- TRY IT -
All of the records must be repeated exactly as they read.

- EXCERPTED RECORDS -
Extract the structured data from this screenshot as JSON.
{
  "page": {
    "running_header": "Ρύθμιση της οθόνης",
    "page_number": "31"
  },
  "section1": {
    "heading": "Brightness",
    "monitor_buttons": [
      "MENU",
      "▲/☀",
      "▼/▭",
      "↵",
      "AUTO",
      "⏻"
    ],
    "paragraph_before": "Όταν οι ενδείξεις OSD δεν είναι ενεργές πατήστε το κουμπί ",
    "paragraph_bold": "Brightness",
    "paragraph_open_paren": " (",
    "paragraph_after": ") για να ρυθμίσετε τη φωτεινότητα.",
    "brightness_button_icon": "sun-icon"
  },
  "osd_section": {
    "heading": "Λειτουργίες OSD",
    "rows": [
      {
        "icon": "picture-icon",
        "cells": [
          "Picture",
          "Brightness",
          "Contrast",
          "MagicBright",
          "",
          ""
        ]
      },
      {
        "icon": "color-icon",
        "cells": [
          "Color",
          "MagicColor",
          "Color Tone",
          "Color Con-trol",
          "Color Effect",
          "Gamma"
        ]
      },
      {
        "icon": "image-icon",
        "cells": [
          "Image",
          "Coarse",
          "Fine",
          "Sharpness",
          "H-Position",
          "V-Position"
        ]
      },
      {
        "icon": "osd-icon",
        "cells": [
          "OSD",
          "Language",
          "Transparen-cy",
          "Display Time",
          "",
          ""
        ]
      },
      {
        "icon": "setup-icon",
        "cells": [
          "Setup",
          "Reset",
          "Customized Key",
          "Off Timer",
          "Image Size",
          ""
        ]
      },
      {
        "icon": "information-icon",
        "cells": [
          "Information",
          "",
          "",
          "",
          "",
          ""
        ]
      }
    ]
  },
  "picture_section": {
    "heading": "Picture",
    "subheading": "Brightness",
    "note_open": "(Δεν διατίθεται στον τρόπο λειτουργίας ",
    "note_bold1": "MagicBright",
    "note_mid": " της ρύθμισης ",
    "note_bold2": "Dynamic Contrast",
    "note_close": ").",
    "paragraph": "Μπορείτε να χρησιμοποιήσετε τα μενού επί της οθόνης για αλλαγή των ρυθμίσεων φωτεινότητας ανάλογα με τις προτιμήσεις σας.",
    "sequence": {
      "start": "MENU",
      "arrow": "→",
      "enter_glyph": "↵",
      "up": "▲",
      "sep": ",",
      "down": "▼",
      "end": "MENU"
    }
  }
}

- RESPONSE AREA -
Extract the structured data from this screenshot as JSON.
{
  "page": {
    "running_header": "Ρύθμιση της οθόνης",
    "page_number": "31"
  },
  "section1": {
    "heading": "Brightness",
    "monitor_buttons": [
      "MENU",
      "▲/☀",
      "▼/▭",
      "↵",
      "AUTO",
      "⏻"
    ],
    "paragraph_before": "Όταν οι ενδείξεις OSD δεν είναι ενεργές πατήστε το κουμπί ",
    "paragraph_bold": "Brightness",
    "paragraph_open_paren": " (",
    "paragraph_after": ") για να ρυθμίσετε τη φωτεινότητα.",
    "brightness_button_icon": "sun-icon"
  },
  "osd_section": {
    "heading": "Λειτουργίες OSD",
    "rows": [
      {
        "icon": "picture-icon",
        "cells": [
          "Picture",
          "Brightness",
          "Contrast",
          "MagicBright",
          "",
          ""
        ]
      },
      {
        "icon": "color-icon",
        "cells": [
          "Color",
          "MagicColor",
          "Color Tone",
          "Color Con-trol",
          "Color Effect",
          "Gamma"
        ]
      },
      {
        "icon": "image-icon",
        "cells": [
          "Image",
          "Coarse",
          "Fine",
          "Sharpness",
          "H-Position",
          "V-Position"
        ]
      },
      {
        "icon": "osd-icon",
        "cells": [
          "OSD",
          "Language",
          "Transparen-cy",
          "Display Time",
          "",
          ""
        ]
      },
      {
        "icon": "setup-icon",
        "cells": [
          "Setup",
          "Reset",
          "Customized Key",
          "Off Timer",
          "Image Size",
          ""
        ]
      },
      {
        "icon": "information-icon",
        "cells": [
          "Information",
          "",
          "",
          "",
          "",
          ""
        ]
      }
    ]
  },
  "picture_section": {
    "heading": "Picture",
    "subheading": "Brightness",
    "note_open": "(Δεν διατίθεται στον τρόπο λειτουργίας ",
    "note_bold1": "MagicBright",
    "note_mid": " της ρύθμισης ",
    "note_bold2": "Dynamic Contrast",
    "note_close": ").",
    "paragraph": "Μπορείτε να χρησιμοποιήσετε τα μενού επί της οθόνης για αλλαγή των ρυθμίσεων φωτεινότητας ανάλογα με τις προτιμήσεις σας.",
    "sequence": {
      "start": "MENU",
      "arrow": "→",
      "enter_glyph": "↵",
      "up": "▲",
      "sep": ",",
      "down": "▼",
      "end": "MENU"
    }
  }
}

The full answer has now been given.